"You can tell why [Holland] is what he is," Gonzalez said. "He doesn't panic. It was bases loaded early in the game with Justin Upton at the plate and he threw a 3-2 changeup with a ball in the dirt that Justin couldn't lay off on. That's what makes good pitchers. They don't give in."

Texas' offensive struggles continued, but the Rangers did enough late to pull off the rare September win.

A leadoff double in the sixth inning by J.P. Arencibia that bounced over the third-base bag started the rally to tie the score. Guilder Rodriguez pinch-ran for Arencibia and moved to third on an Adrian Beltre single. He scored on Ryan Rua's groundout.

In the top of the eighth with the game tied, 1-1, it appeared the Braves might retake the lead when Freddie Freeman reached on a walk, stole second and advanced to third when the throw by Rangers catcher Robinson Chirinos went into center field. With runners at second and third after Doumit was intentionally walked, Chris Johnson struck out swinging.

David Carpenter relieved Wood in the eighth. After retiring the first two Rangers hitters, Beltre started the two-out rally with the first of three straight singles. The last was the game-winner, an RBI knock up the middle by Chirinos.

"It stinks because Woody pitched his butt off again and we spoiled another really good outing," said Carpenter (6-4). "It's a tough loss against a team who's had some tough luck this year. We have to come back the next two days and grind it out to try and get two."

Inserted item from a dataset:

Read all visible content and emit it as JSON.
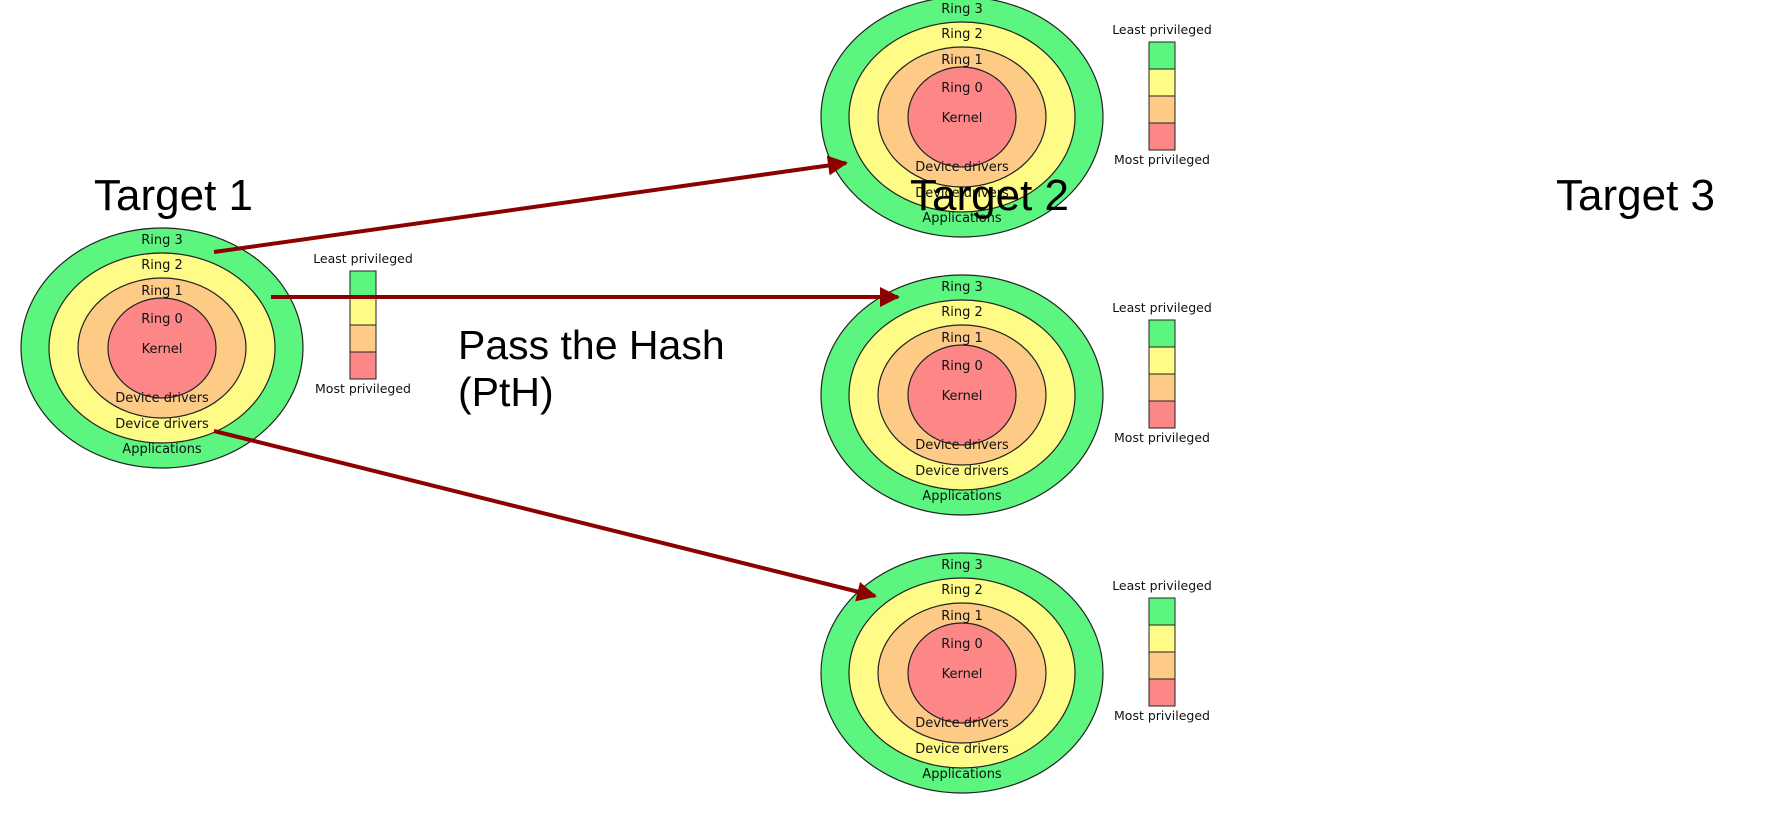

Ryan Cox is a contributor to MLB.com. This story was not subject to the approval of Major League Baseball or its clubs.